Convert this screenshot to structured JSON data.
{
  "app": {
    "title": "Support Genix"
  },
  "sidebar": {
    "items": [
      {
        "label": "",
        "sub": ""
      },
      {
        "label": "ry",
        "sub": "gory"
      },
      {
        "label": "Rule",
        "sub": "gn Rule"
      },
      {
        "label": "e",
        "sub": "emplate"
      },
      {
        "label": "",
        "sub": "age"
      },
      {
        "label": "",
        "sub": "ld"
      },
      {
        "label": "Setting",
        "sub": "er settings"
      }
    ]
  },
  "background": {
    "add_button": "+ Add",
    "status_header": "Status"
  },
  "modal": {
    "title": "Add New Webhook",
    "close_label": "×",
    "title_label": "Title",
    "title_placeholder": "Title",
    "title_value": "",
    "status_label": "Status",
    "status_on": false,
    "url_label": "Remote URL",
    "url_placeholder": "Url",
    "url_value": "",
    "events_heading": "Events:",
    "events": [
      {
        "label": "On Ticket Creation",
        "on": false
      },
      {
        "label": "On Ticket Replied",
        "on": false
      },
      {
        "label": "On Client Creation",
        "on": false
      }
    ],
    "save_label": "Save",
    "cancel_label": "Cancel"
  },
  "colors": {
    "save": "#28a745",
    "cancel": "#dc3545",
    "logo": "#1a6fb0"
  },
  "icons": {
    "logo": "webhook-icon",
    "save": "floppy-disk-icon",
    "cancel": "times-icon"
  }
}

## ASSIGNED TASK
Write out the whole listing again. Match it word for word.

## SOLUTION
Convert this screenshot to structured JSON data.
{
  "app": {
    "title": "Support Genix"
  },
  "sidebar": {
    "items": [
      {
        "label": "",
        "sub": ""
      },
      {
        "label": "ry",
        "sub": "gory"
      },
      {
        "label": "Rule",
        "sub": "gn Rule"
      },
      {
        "label": "e",
        "sub": "emplate"
      },
      {
        "label": "",
        "sub": "age"
      },
      {
        "label": "",
        "sub": "ld"
      },
      {
        "label": "Setting",
        "sub": "er settings"
      }
    ]
  },
  "background": {
    "add_button": "+ Add",
    "status_header": "Status"
  },
  "modal": {
    "title": "Add New Webhook",
    "close_label": "×",
    "title_label": "Title",
    "title_placeholder": "Title",
    "title_value": "",
    "status_label": "Status",
    "status_on": false,
    "url_label": "Remote URL",
    "url_placeholder": "Url",
    "url_value": "",
    "events_heading": "Events:",
    "events": [
      {
        "label": "On Ticket Creation",
        "on": false
      },
      {
        "label": "On Ticket Replied",
        "on": false
      },
      {
        "label": "On Client Creation",
        "on": false
      }
    ],
    "save_label": "Save",
    "cancel_label": "Cancel"
  },
  "colors": {
    "save": "#28a745",
    "cancel": "#dc3545",
    "logo": "#1a6fb0"
  },
  "icons": {
    "logo": "webhook-icon",
    "save": "floppy-disk-icon",
    "cancel": "times-icon"
  }
}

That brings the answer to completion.